For years, I was very much involved in retail sales as an Apple computer dealer. My complete lack of business background or education made this one of the most difficult times of my life. I had to simultaneously learn the skills necessary to run a very thriving business including a large dose of advertising. As a result of owning a computer store, we also started a typesetting/graphic design business. Because of changes in the computer marketplace, dedicated computer stores virtually vanished and the computer store we owned also failed, but the typesetting/graphics design business persisted and lasted for more than 30 years.
When we started the graphic design business, we tried to promote the new technology of designing publications on the Macintosh computers and printing the results on an Apple laser printer. One way I promoted this new technology was to personally approach all the printers and print shops in the area and talk to them about using a computer to design their printing and showing them the laser print out of the results. Almost without exception, the printers rejected my initial efforts claiming that the printing was too poor to be accepted by the public. The owner of the small print shop would invariably pull out a magnifying glass and look at the laser print, a 300 dpi print, and say that the product was unacceptable and they were not interested.
I still remember to this day the experience of having print shop after print shop reject the technology as too poor to be useful. It is interesting to note that because of that same technology, every single one of those printers and their print shops is now out of business. There used to be probably fifty small print shops in the Mesa area and now there are maybe two. Of course, the print shops later tried to adopt the new printing technology, but by the time they did so, they were essentially out of business. Large companies had quickly adopted the technology and the availability of high quality (300 dpi and later higher resolution) on demand printing changed the industry and is still changing the industry.
I see here a direct analogy to the present genealogical community. We are facing the same rapid technological changes and I am seeing the same inability of on the part of the genealogists to see the need to change. I also see that the large genealogy companies, who are rapidly taking advantage of the technology, are forcing the small operators out of business. I also experience some of the same frustration as I explain how the new technology will change the way we genealogists do our research and record our results, only to have people reject the product as too poorly implemented to work.
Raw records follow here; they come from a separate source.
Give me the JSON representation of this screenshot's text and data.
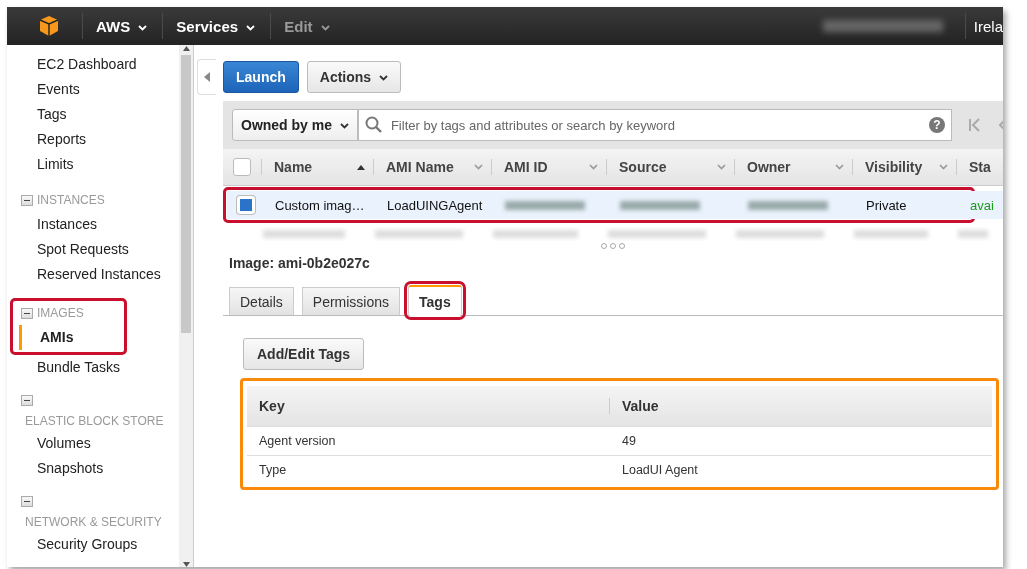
{
  "topbar": {
    "menus": [
      {
        "label": "AWS",
        "disabled": false
      },
      {
        "label": "Services",
        "disabled": false
      },
      {
        "label": "Edit",
        "disabled": true
      }
    ],
    "region": "Irela"
  },
  "sidebar": {
    "sections": [
      {
        "kind": "plain",
        "items": [
          {
            "label": "EC2 Dashboard",
            "selected": false
          },
          {
            "label": "Events",
            "selected": false
          },
          {
            "label": "Tags",
            "selected": false
          },
          {
            "label": "Reports",
            "selected": false
          },
          {
            "label": "Limits",
            "selected": false
          }
        ]
      },
      {
        "kind": "inline",
        "header": "INSTANCES",
        "items": [
          {
            "label": "Instances",
            "selected": false
          },
          {
            "label": "Spot Requests",
            "selected": false
          },
          {
            "label": "Reserved Instances",
            "selected": false
          }
        ]
      },
      {
        "kind": "inline",
        "header": "IMAGES",
        "highlighted": true,
        "items": [
          {
            "label": "AMIs",
            "selected": true
          },
          {
            "label": "Bundle Tasks",
            "selected": false
          }
        ]
      },
      {
        "kind": "below",
        "header": "ELASTIC BLOCK STORE",
        "items": [
          {
            "label": "Volumes",
            "selected": false
          },
          {
            "label": "Snapshots",
            "selected": false
          }
        ]
      },
      {
        "kind": "below",
        "header": "NETWORK & SECURITY",
        "items": [
          {
            "label": "Security Groups",
            "selected": false
          }
        ]
      }
    ]
  },
  "toolbar": {
    "primary": "Launch",
    "actions": "Actions"
  },
  "filter": {
    "owner": "Owned by me",
    "placeholder": "Filter by tags and attributes or search by keyword",
    "help": "?"
  },
  "table": {
    "select_all_checked": false,
    "columns": [
      {
        "label": "Name",
        "sorted": true
      },
      {
        "label": "AMI Name",
        "sorted": false
      },
      {
        "label": "AMI ID",
        "sorted": false
      },
      {
        "label": "Source",
        "sorted": false
      },
      {
        "label": "Owner",
        "sorted": false
      },
      {
        "label": "Visibility",
        "sorted": false
      },
      {
        "label": "Sta"
      }
    ],
    "rows": [
      {
        "kind": "visible",
        "selected": true,
        "highlighted": true,
        "cells": [
          {
            "kind": "text",
            "text": "Custom imag…"
          },
          {
            "kind": "text",
            "text": "LoadUINGAgent"
          },
          {
            "kind": "blurred"
          },
          {
            "kind": "blurred"
          },
          {
            "kind": "blurred"
          },
          {
            "kind": "text",
            "text": "Private"
          },
          {
            "kind": "status",
            "text": "avai"
          }
        ]
      },
      {
        "kind": "blurred"
      }
    ]
  },
  "detail": {
    "title": "Image: ami-0b2e027c",
    "tabs": [
      {
        "label": "Details",
        "selected": false,
        "highlighted": false
      },
      {
        "label": "Permissions",
        "selected": false,
        "highlighted": false
      },
      {
        "label": "Tags",
        "selected": true,
        "highlighted": true
      }
    ],
    "button": "Add/Edit Tags",
    "tags": {
      "highlighted": true,
      "columns": [
        "Key",
        "Value"
      ],
      "rows": [
        [
          "Agent version",
          "49"
        ],
        [
          "Type",
          "LoadUI Agent"
        ]
      ]
    }
  }
}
When was the last time you heard someone reject the idea of an online family tree? When was the last time you met a genealogist who said they had no computer skills and preferred using a paper-based system rather than learn how to use a computer? When was the last time someone complained that the program they were using changed because of an upgrade? When was the last time you heard someone reject putting their genealogy on FamilySearch.org's Family Tree because other people would change their data? When was the last time you heard someone say that they thought Personal Ancestral File was perfectly adequate for their purposes?
I have heard all of those ideas expressed in the last two weeks. Some I have heard multiple times.
Here is what I know will happen. These "old line" genealogists will be "out of business" just a surely as were all the small print shops in Mesa and elsewhere. Genealogy will not survive in its present form. Oh, I don't mean people will abandon their search for their ancestors, I mean that the processes we have used for the past 100+ years will disappear. Here is what is going to happen:
1. The large genealogy companies will acquire enough records to adequately document nearly all of the people who have lived in the past 150 years.
2. With a subscription or membership in one or more of these companies, a beginning genealogist will automatically have at least four generations of ancestry readily available. This will be true for most of the people from Western Europe and the Americas. Think about it, the young people being born today, are my grandchildren and soon my great-grandchildren. Their four generations only go back to people born in the mid-Twentieth Century, likely between 1920 and 1950. With a few exceptions, every single person in this category has some online documents. I am continually helping young people with their genealogy and find some I am related to. In almost every case, I have known their grandparents and sometimes their great-grandparents personally.
3. Cooperation and synchronization between different online database programs will allow more remote ancestors to be "crowd sourced." That means that any interested descendants of these more remote ancestors will be able to collaborate to extend family lines.
4. The need for individuals to go to large repositories will decrease as more records come online. Seeing this coming, the large genealogical entities will begin to de-emphasize "professional genealogists."
5. So-called professional genealogists will become more like professional historians, recording and expanding on the details of family history rather than searching records for names and dates. Very, very few people will see the need to pay a genealogist to search family records.
6. Because people can look at their "genealogy" any time they want online, paper copies of these records will become scarce or non-existent.
Right now, the current crop of old line genealogists are looking at the mass of data in family trees and saying it just isn't good enough to use. Just like the printers back in the 1980s, they are making that assumption based on their perspective but leaving out the technological changes. Think about this one fact: How long will it be until nearly every single identifiable grave in the United States has been documented online? Did you think this was possible five years ago?
Just as assuredly as these changes are happening and will continue to happen, genealogists will go into denial and claim that the way they have done genealogy is the only way it can be done. Goodbye genealogists. Goodbye small print shops.